The writing in this picture is too small to read but to me it was clear as a billboard going by. And in the foreground was a young boy walking the labyrinth, maybe for the first time, taking a step toward his own spiritual life. All around me were people just taking in the day. They weren’t spending money. They were making anything. They were just being together, sitting there. I thought about the Wintus of Shasta, whose sacred ritual is just going and sitting in Panther Meadows for a day, just being together. I thought about the Hindus, for whom Satsang, or elevated conversation with good people, is a full third of their spiritual practice, or so I was told when I visited. I felt glad to be a San Franciscan, just taking a little walk out on Land’s End.
Then by contrast, moving silently down the wide channel leading to the Golden Gate Bridge, was this huge machine, the size of a 15 story building on its side, carrying tons of goods from China for our harbor. Several people commented. I wondered who would benefit from this commerce. Will it help support nouveau riche entrepreneur from Hong Kong, or find its way to the workers who created the goods? And what were these goods? Are they things we need, or plastics, and toys designed for obsolescence so we will buy more?
As the boy and the ship danced together in my field of vision I realized that holding this kind of question might be MY dance. I am immersed in the commercial culture, helping it, making my living from it, and at the same time I am called deeply to the spiritual path of a true elder, who becomes a container for his people in service of supporting the next generation and ways of life that will sustain and improve our lot rather than deplete it. These worlds do and need to connect.
Last night Susan and I were taking time to think about our own journey in the New Year as a couple. She read me an extraordinary interview from one of her poetry publications with a poet named Li Young Lee. He talked about how each thing we encounter is there from a “totality of causes,” the complexity and extensiveness of which defies understanding. For each thing we see and experience, including the words the poet writes, or the words I write now, come to be from a long line of causes and effects that lead to that one result. The poet’s intention is but one small strand. The lines are a gift from the cosmos.

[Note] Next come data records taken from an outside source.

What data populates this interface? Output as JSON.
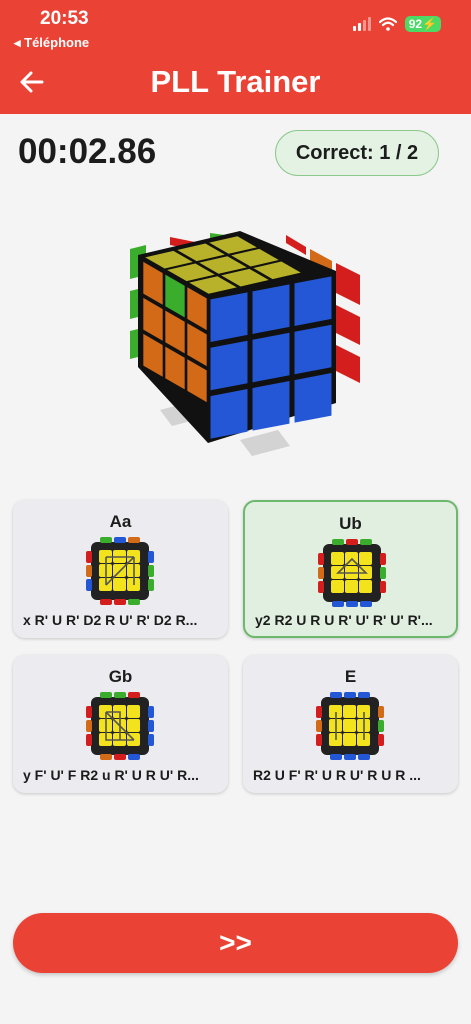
{
  "status_bar": {
    "time": "20:53",
    "back_label": "◂ Téléphone",
    "battery": "92"
  },
  "header": {
    "title": "PLL Trainer"
  },
  "timer": {
    "value": "00:02.86"
  },
  "score": {
    "label": "Correct: 1 / 2"
  },
  "options": [
    {
      "name": "Aa",
      "algorithm": "x R' U R' D2 R U' R' D2 R...",
      "state": "default"
    },
    {
      "name": "Ub",
      "algorithm": "y2 R2 U R U R' U' R' U' R'...",
      "state": "correct"
    },
    {
      "name": "Gb",
      "algorithm": "y F' U' F R2 u R' U R U' R...",
      "state": "default"
    },
    {
      "name": "E",
      "algorithm": "R2 U F' R' U R U' R U R ...",
      "state": "default"
    }
  ],
  "next_button": {
    "label": ">>"
  },
  "colors": {
    "accent": "#ea4335",
    "correct_bg": "#e1efe1",
    "correct_border": "#6cb86c",
    "cube_yellow": "#b7b22a",
    "cube_blue": "#2457d6",
    "cube_orange": "#d26a18",
    "cube_green": "#3aad2c",
    "cube_red": "#d41e1e"
  }
}
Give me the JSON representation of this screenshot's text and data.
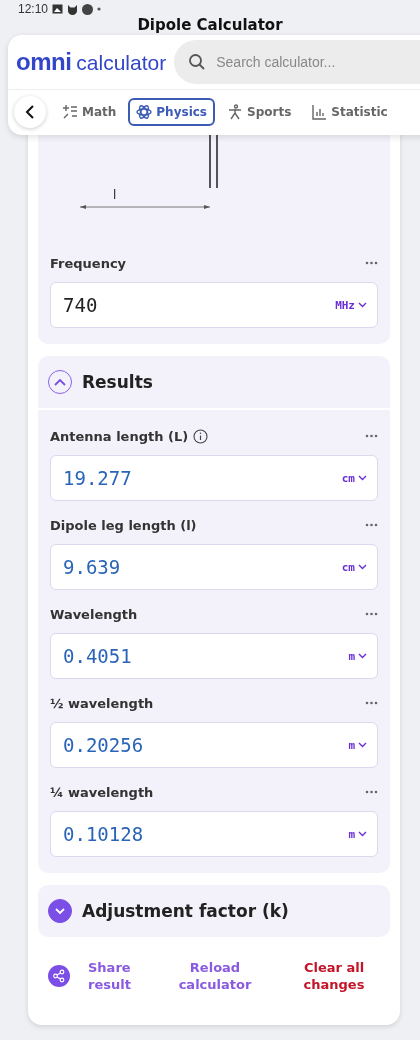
{
  "status_bar": {
    "time": "12:10"
  },
  "page_title": "Dipole Calculator",
  "header": {
    "logo_brand": "omni",
    "logo_word": "calculator",
    "search": {
      "placeholder": "Search calculator..."
    }
  },
  "tabs": [
    {
      "label": "Math",
      "kind": "math",
      "selected": false
    },
    {
      "label": "Physics",
      "kind": "physics",
      "selected": true
    },
    {
      "label": "Sports",
      "kind": "sports",
      "selected": false
    },
    {
      "label": "Statistic",
      "kind": "statistics",
      "selected": false
    }
  ],
  "diagram": {
    "label": "l"
  },
  "inputs": [
    {
      "label": "Frequency",
      "value": "740",
      "unit": "MHz"
    }
  ],
  "sections": [
    {
      "title": "Results",
      "expanded": true,
      "fields": [
        {
          "label": "Antenna length (L)",
          "info": true,
          "value": "19.277",
          "unit": "cm"
        },
        {
          "label": "Dipole leg length (l)",
          "info": false,
          "value": "9.639",
          "unit": "cm"
        },
        {
          "label": "Wavelength",
          "info": false,
          "value": "0.4051",
          "unit": "m"
        },
        {
          "label": "½ wavelength",
          "info": false,
          "value": "0.20256",
          "unit": "m"
        },
        {
          "label": "¼ wavelength",
          "info": false,
          "value": "0.10128",
          "unit": "m"
        }
      ]
    },
    {
      "title": "Adjustment factor (k)",
      "expanded": false
    }
  ],
  "actions": [
    {
      "label": "Share result",
      "kind": "share"
    },
    {
      "label": "Reload calculator",
      "kind": "reload"
    },
    {
      "label": "Clear all changes",
      "kind": "clear"
    }
  ]
}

I think Li Young Lee’s thoughts were behind my musing about Yang Ming and the boy on the labyrinth. Both here, now, why? What meaning? And what leads me to link those two and wonder where it will all lead? I’m not certain even now as I reflect on the day what it really means, except that that was what called to me, and holding both these together will be my question for a while.